Start your answer with the line containing "Transcribe this image's" and end it with the last line of the records below, retyping every line between exactly and adding nothing.

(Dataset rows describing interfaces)
• • • • • • •
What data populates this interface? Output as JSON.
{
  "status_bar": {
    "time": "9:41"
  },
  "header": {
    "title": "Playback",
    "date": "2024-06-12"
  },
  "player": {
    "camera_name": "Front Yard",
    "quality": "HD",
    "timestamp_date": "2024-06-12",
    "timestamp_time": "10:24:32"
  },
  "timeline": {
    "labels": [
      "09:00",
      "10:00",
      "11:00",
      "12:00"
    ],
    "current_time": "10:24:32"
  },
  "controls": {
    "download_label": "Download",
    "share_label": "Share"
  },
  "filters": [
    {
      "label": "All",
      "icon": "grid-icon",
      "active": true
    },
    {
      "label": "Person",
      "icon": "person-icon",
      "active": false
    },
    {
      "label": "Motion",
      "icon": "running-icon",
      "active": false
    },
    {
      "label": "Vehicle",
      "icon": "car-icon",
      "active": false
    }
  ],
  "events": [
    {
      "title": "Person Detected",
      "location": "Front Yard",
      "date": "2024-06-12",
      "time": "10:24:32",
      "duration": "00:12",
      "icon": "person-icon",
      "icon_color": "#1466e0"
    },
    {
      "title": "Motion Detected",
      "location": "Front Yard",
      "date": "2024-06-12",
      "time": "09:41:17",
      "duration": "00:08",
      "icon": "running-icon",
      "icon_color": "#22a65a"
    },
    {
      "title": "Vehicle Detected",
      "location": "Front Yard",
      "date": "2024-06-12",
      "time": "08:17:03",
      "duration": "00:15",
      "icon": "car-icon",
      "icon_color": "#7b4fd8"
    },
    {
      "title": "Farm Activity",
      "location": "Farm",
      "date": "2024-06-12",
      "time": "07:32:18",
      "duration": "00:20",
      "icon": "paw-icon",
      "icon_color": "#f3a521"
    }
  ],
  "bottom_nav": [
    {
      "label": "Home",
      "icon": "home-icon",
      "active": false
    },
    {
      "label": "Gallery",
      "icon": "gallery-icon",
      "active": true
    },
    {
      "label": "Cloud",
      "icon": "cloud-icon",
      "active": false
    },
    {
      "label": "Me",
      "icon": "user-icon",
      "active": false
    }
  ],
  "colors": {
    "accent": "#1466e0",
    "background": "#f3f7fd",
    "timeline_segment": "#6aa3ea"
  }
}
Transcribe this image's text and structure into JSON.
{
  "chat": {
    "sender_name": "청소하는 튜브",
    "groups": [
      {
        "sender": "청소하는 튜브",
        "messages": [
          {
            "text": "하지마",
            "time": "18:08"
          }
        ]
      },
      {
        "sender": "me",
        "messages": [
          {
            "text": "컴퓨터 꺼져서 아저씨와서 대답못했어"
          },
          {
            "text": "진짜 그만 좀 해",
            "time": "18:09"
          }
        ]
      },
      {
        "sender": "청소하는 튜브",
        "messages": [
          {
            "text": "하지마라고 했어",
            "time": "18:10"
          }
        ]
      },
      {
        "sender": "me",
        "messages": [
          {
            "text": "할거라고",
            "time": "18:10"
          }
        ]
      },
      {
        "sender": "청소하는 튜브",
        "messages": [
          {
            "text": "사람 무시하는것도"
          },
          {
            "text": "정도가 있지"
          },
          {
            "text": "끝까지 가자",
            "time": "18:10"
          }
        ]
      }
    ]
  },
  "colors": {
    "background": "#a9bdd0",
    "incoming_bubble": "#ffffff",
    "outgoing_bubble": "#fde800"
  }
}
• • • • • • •
**Finished task:**
Transcribe this image's text and structure into JSON.
{
  "chat": {
    "sender_name": "청소하는 튜브",
    "groups": [
      {
        "sender": "청소하는 튜브",
        "messages": [
          {
            "text": "하지마",
            "time": "18:08"
          }
        ]
      },
      {
        "sender": "me",
        "messages": [
          {
            "text": "컴퓨터 꺼져서 아저씨와서 대답못했어"
          },
          {
            "text": "진짜 그만 좀 해",
            "time": "18:09"
          }
        ]
      },
      {
        "sender": "청소하는 튜브",
        "messages": [
          {
            "text": "하지마라고 했어",
            "time": "18:10"
          }
        ]
      },
      {
        "sender": "me",
        "messages": [
          {
            "text": "할거라고",
            "time": "18:10"
          }
        ]
      },
      {
        "sender": "청소하는 튜브",
        "messages": [
          {
            "text": "사람 무시하는것도"
          },
          {
            "text": "정도가 있지"
          },
          {
            "text": "끝까지 가자",
            "time": "18:10"
          }
        ]
      }
    ]
  },
  "colors": {
    "background": "#a9bdd0",
    "incoming_bubble": "#ffffff",
    "outgoing_bubble": "#fde800"
  }
}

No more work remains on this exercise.